Thursday, November 3, 2011

Could Republicans win in the long run by losing the presidency in 2012?

Alex Knepper makes the Republican case for "supporting" President Obama's reelection. Excerpt:

Instead of flailing through a doomed McCain presidency, the Republican Party went through a few years of soul-searching. It has miraculously shaken off the Bush brand and is newly focused on economic liberty and the debt crisis — and that’s just in a few years’ time. If, say, Herman Cain is nominated and loses to Obama, it could possibly serve as the wake-up call that the party base needs to discipline itself, setting up a candidate like Chris Christie to easily walk to victory in 2016. (Worse, if Herman Cain wins, we will fail in our goals of addressing the debt crisis and rolling back left-wing policies. He is awful at public relations management and has not proven himself as a political leader.)

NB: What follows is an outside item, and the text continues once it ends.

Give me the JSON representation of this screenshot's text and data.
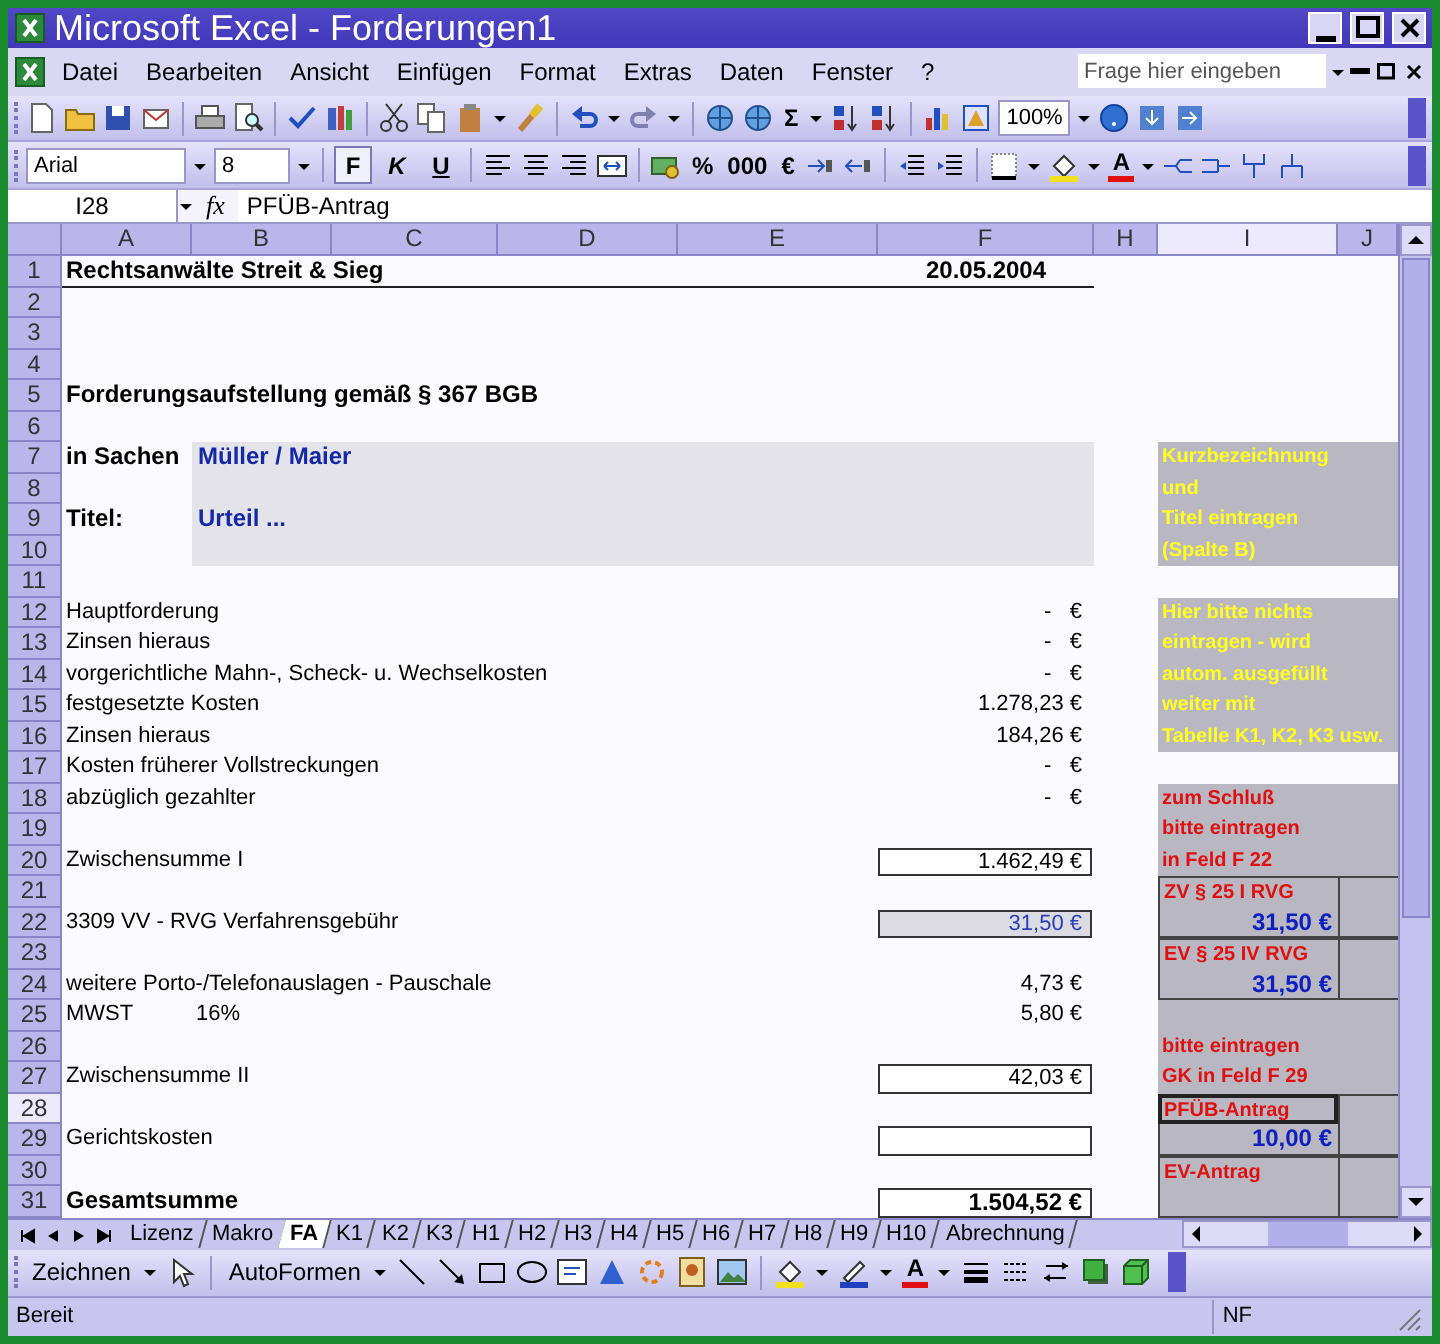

Moreover, it’s not as if — despite his oft-stated wishes — Obama can single-handedly enact harmful policies. The worst of the Obama era — four years or eight — is over. The Republican House already acts as a buffer on his left-wing dreams, and if we focus on re-taking the Senate, he will be rendered virtually impotent. He is no Bill Clinton: he’s not going to co-opt conservative ideas and spin them into left-wing victories. He’s not smart, savvy, or pragmatic enough to do it — he’d have already done so if he were. He’d simply have a failed second term, setting up a Republican to cruise to victory in 2016 — and the field next time is bound to be better, with people like Christie, Jindal, and possibly Ryan raring to run.

Sometimes, when you lose, you win. We have a competent slate of candidates waiting for us in 2016, should we lose to Obama. Since none of the Republican candidates this year are acceptable, I feel that I have no choice but to support Obama’s re-election and wait for 2016.